I can’t think of anything but physical activity and movement. The importance of physical activity and mobility is nothing new. This is the beginning of time. The ability to move, move, jump, climb, lift, lift, run, throw, and hold things was vital to survival.
Physical activity, although not driven by necessities such as historical times, is just as important today. Even more so when you close. Regardless of your age, ailments, mental or physical abilities, health, or disabilities, you can engage in any type of physical activity and it is important if you want to stay healthy and sensible in challenging or difficult times.
While it’s nice to be “out and about” with friends, you don’t have to be physically active and mentally motivated. In fact, the simplest and easiest way to get both of you involved is to … just move on. People who are in good physical and emotional health walk naturally and regularly, whether indoors or outdoors.
Moving naturally is about adding an activity to your day that doesn’t take much time, though, and effort. Examples of natural movement activities include: standing while talking on the phone, marching to a place to watch your favorite television show or movie, dancing to your favorite music (anytime, anywhere), sitting, standing or walking, swinging, swinging or pumping. While cooking the arm. Even small daily activities such as sweeping, dusting, munching, or getting up to turn off the lights may be included during the day or week. Small or small movements, it all makes a difference.
Sometimes, I am asked, “Is anyone sitting in a rocking chair?” It depends. I once read that our 35th US President used a rocking chair to relieve back pain. Although there are some health benefits to jerking, there are other ways to move that more accurately meet the prescribed definition of physical activity and natural movement. Of course, swinging back and forth in a chair is better than anything.
The bottom line is: find the natural movement of your choice. Then, make it a daily habit. Be consistent, honest, and passionate. See every opportunity as an opportunity to move. It doesn’t matter if you are sitting or standing, just move. People who move naturally have a better quality of life (and they are older) who don’t.
Stay healthy … stay alert … stay active.

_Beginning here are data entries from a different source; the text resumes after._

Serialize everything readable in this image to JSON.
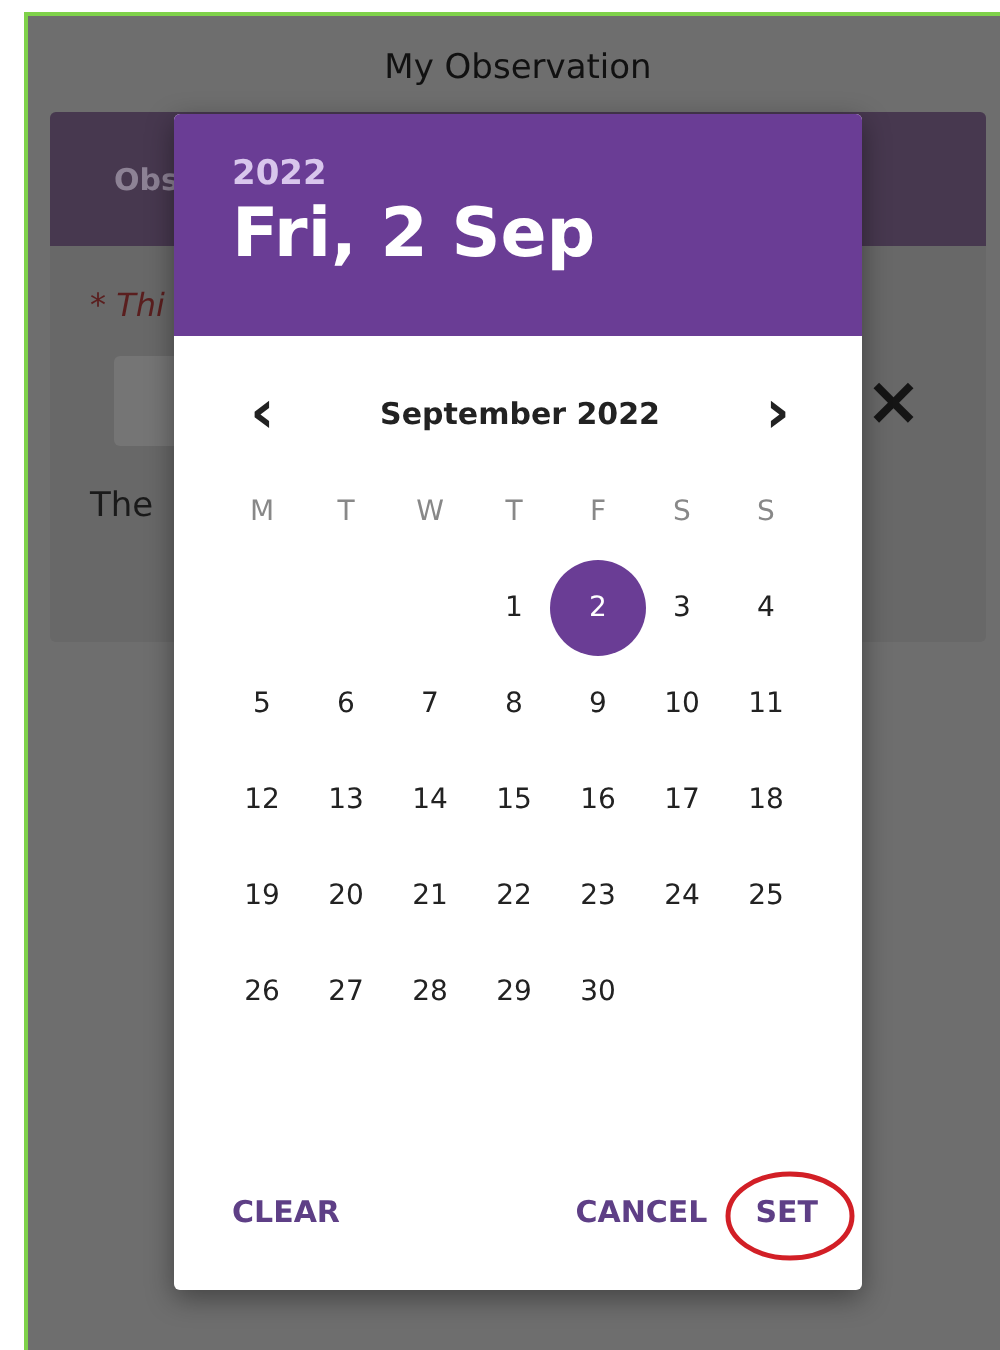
{
  "page": {
    "title": "My Observation"
  },
  "card": {
    "header": "Obs",
    "required_note": "* Thi",
    "close": "×",
    "text": "The"
  },
  "date_picker": {
    "year": "2022",
    "date": "Fri, 2 Sep",
    "month": "September 2022",
    "prev": "‹",
    "next": "›",
    "weekdays": [
      "M",
      "T",
      "W",
      "T",
      "F",
      "S",
      "S"
    ],
    "weeks": [
      {
        "kind": "first",
        "days": [
          {
            "label": "1",
            "selected": false
          },
          {
            "label": "2",
            "selected": true
          },
          {
            "label": "3",
            "selected": false
          },
          {
            "label": "4",
            "selected": false
          }
        ]
      },
      {
        "kind": "full",
        "days": [
          {
            "label": "5",
            "selected": false
          },
          {
            "label": "6",
            "selected": false
          },
          {
            "label": "7",
            "selected": false
          },
          {
            "label": "8",
            "selected": false
          },
          {
            "label": "9",
            "selected": false
          },
          {
            "label": "10",
            "selected": false
          },
          {
            "label": "11",
            "selected": false
          }
        ]
      },
      {
        "kind": "full",
        "days": [
          {
            "label": "12",
            "selected": false
          },
          {
            "label": "13",
            "selected": false
          },
          {
            "label": "14",
            "selected": false
          },
          {
            "label": "15",
            "selected": false
          },
          {
            "label": "16",
            "selected": false
          },
          {
            "label": "17",
            "selected": false
          },
          {
            "label": "18",
            "selected": false
          }
        ]
      },
      {
        "kind": "full",
        "days": [
          {
            "label": "19",
            "selected": false
          },
          {
            "label": "20",
            "selected": false
          },
          {
            "label": "21",
            "selected": false
          },
          {
            "label": "22",
            "selected": false
          },
          {
            "label": "23",
            "selected": false
          },
          {
            "label": "24",
            "selected": false
          },
          {
            "label": "25",
            "selected": false
          }
        ]
      },
      {
        "kind": "last",
        "days": [
          {
            "label": "26",
            "selected": false
          },
          {
            "label": "27",
            "selected": false
          },
          {
            "label": "28",
            "selected": false
          },
          {
            "label": "29",
            "selected": false
          },
          {
            "label": "30",
            "selected": false
          }
        ]
      }
    ],
    "buttons": [
      {
        "label": "CLEAR",
        "highlighted": false
      },
      {
        "label": "CANCEL",
        "highlighted": false
      },
      {
        "label": "SET",
        "highlighted": true
      }
    ]
  }
}
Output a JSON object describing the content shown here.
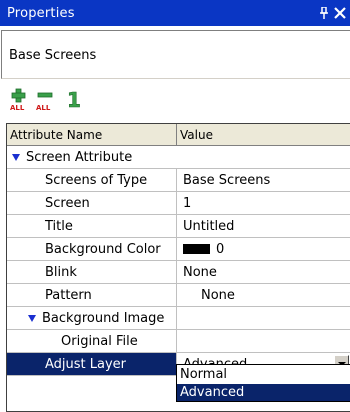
{
  "panel": {
    "title": "Properties"
  },
  "object_name": "Base Screens",
  "toolbar": {
    "expand_all_badge": "ALL",
    "collapse_all_badge": "ALL",
    "one_label": "1"
  },
  "grid": {
    "headers": {
      "name": "Attribute Name",
      "value": "Value"
    },
    "rows": [
      {
        "name": "Screen Attribute",
        "value": ""
      },
      {
        "name": "Screens of Type",
        "value": "Base Screens"
      },
      {
        "name": "Screen",
        "value": "1"
      },
      {
        "name": "Title",
        "value": "Untitled"
      },
      {
        "name": "Background Color",
        "value": "0"
      },
      {
        "name": "Blink",
        "value": "None"
      },
      {
        "name": "Pattern",
        "value": "None"
      },
      {
        "name": "Background Image",
        "value": ""
      },
      {
        "name": "Original File",
        "value": ""
      },
      {
        "name": "Adjust Layer",
        "value": "Advanced"
      }
    ]
  },
  "dropdown": {
    "options": [
      "Normal",
      "Advanced"
    ],
    "selected": "Advanced"
  },
  "colors": {
    "title_bar": "#0a36c4",
    "selection": "#0a246a",
    "expand_triangle": "#1a2fd0",
    "swatch": "#000000"
  },
  "icons": {
    "pin": "pin-icon",
    "close": "close-icon",
    "expand_all": "expand-all-icon",
    "collapse_all": "collapse-all-icon",
    "category_expanded": "expanded-triangle-icon",
    "dropdown": "chevron-down-icon"
  }
}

Daisy Sanders writes and speaks on a positive/healthy age and personal empowerment. She also teaches Zumba Gold (a dance fitness program that combines Latin and international music with dance moves) for older active adults and people with mobility challenges. Daisy is the author of zipping. 50 nuggets to navigate the big half of life and the big eyes … Big Eddie Dos to get the most out of business and life